● **Available data**
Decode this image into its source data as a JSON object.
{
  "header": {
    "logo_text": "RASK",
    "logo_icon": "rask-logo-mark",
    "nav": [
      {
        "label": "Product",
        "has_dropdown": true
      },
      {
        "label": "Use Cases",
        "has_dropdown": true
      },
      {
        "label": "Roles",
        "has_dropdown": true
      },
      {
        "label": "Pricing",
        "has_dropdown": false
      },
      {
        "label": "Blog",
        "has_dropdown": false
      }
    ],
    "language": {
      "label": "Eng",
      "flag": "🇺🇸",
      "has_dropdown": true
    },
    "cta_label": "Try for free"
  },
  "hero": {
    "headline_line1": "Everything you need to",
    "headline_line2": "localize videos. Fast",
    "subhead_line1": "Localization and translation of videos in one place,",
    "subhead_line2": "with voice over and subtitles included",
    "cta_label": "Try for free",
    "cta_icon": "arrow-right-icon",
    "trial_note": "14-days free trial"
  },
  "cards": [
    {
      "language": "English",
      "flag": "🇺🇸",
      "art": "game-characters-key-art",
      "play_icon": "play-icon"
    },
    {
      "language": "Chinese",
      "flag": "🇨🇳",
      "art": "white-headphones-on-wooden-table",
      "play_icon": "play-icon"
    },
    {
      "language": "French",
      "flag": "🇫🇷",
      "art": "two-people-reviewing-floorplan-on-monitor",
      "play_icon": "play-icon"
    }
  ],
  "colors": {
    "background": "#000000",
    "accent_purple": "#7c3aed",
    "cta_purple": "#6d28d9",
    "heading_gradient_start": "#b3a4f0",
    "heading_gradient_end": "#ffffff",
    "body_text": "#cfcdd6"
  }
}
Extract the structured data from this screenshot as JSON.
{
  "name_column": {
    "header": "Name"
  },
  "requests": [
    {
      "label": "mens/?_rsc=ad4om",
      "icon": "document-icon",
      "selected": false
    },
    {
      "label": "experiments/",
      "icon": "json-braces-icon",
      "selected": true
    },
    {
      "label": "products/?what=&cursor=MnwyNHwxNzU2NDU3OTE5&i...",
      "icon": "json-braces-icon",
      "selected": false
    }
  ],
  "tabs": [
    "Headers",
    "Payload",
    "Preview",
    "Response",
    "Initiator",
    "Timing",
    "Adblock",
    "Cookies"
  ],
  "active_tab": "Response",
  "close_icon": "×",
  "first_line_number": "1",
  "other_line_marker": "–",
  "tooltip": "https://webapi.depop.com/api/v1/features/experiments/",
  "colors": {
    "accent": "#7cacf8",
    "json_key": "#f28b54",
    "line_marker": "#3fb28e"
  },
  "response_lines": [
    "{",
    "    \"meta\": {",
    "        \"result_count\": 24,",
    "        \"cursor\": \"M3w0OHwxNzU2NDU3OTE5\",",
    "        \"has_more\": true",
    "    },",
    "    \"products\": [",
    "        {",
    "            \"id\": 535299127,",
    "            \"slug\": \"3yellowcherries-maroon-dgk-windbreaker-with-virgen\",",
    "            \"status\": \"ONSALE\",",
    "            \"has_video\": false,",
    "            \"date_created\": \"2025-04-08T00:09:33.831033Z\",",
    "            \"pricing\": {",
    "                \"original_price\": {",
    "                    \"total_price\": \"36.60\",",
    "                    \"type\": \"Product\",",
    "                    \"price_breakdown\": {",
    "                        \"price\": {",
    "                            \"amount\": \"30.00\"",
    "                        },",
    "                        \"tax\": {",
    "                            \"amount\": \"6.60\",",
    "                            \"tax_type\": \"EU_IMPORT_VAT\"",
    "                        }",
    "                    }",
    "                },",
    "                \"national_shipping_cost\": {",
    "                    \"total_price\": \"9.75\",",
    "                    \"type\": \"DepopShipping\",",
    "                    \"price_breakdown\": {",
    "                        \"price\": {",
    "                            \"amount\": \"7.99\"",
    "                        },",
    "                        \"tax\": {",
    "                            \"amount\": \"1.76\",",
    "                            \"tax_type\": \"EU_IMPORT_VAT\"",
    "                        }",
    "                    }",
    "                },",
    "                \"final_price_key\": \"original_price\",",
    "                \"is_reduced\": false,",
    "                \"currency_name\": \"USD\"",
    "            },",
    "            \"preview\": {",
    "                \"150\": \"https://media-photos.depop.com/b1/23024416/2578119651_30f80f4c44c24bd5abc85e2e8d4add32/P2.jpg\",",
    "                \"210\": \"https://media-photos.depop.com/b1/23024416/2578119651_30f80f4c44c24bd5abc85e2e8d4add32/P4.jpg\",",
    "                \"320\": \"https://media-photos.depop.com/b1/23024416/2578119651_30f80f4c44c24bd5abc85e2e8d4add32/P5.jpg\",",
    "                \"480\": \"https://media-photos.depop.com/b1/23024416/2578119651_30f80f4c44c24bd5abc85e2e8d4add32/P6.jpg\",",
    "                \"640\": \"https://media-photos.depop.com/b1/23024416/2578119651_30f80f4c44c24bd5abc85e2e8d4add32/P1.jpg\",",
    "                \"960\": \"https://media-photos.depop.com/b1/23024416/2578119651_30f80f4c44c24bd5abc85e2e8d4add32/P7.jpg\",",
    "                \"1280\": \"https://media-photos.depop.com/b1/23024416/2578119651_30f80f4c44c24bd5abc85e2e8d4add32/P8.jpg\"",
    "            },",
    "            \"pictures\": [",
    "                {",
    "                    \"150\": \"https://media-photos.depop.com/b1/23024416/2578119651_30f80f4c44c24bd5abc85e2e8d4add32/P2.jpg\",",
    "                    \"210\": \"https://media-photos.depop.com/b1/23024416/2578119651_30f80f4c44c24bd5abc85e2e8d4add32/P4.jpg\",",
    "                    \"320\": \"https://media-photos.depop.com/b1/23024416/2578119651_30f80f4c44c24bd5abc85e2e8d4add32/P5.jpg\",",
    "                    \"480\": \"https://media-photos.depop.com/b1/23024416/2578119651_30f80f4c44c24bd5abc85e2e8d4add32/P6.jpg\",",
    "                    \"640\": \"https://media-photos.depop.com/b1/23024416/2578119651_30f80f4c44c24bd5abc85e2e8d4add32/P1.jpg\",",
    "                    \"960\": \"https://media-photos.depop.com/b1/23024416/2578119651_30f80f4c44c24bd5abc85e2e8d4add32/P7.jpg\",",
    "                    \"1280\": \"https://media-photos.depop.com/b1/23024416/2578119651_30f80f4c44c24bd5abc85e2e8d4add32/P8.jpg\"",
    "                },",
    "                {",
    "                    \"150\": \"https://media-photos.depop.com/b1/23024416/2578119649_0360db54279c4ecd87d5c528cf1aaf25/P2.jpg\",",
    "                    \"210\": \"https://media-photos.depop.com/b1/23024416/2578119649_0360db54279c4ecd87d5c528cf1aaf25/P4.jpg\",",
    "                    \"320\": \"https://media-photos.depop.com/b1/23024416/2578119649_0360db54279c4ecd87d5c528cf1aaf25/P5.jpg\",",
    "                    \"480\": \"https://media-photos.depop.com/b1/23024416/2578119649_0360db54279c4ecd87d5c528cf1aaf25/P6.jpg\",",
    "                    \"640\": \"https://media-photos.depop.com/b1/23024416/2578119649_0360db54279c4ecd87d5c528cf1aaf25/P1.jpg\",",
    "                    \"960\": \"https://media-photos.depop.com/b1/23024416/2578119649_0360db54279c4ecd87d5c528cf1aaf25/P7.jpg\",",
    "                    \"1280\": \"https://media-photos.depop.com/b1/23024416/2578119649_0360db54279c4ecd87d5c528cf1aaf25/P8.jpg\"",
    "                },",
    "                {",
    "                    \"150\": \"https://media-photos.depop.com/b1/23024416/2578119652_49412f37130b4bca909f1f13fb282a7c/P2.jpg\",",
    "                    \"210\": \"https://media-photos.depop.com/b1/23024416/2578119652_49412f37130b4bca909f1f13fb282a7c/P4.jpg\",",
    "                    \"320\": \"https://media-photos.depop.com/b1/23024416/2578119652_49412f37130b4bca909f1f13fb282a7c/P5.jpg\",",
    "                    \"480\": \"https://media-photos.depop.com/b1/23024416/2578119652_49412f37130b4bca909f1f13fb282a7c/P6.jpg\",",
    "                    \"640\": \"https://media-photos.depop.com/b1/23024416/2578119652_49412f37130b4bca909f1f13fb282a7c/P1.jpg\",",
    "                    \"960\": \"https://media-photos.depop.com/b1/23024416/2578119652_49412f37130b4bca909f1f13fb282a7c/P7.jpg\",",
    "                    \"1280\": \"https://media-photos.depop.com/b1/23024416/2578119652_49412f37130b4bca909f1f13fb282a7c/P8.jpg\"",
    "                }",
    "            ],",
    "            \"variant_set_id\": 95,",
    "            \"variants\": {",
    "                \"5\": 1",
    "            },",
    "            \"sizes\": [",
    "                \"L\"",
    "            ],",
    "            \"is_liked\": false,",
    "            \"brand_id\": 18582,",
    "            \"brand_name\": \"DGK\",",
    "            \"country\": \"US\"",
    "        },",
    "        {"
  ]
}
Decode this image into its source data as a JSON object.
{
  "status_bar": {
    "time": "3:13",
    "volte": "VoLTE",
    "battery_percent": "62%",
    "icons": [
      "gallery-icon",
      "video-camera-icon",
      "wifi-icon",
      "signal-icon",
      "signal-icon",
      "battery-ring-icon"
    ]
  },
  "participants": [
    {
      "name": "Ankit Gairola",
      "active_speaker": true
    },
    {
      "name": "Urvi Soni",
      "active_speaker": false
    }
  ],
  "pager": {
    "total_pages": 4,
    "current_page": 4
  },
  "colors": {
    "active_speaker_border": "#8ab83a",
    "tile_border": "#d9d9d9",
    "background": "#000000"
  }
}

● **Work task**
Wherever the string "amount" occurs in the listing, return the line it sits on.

● **Solution to this task**
    "                            \"amount\": \"30.00\"",
    "                            \"amount\": \"6.60\",",
    "                            \"amount\": \"7.99\"",
    "                            \"amount\": \"1.76\",",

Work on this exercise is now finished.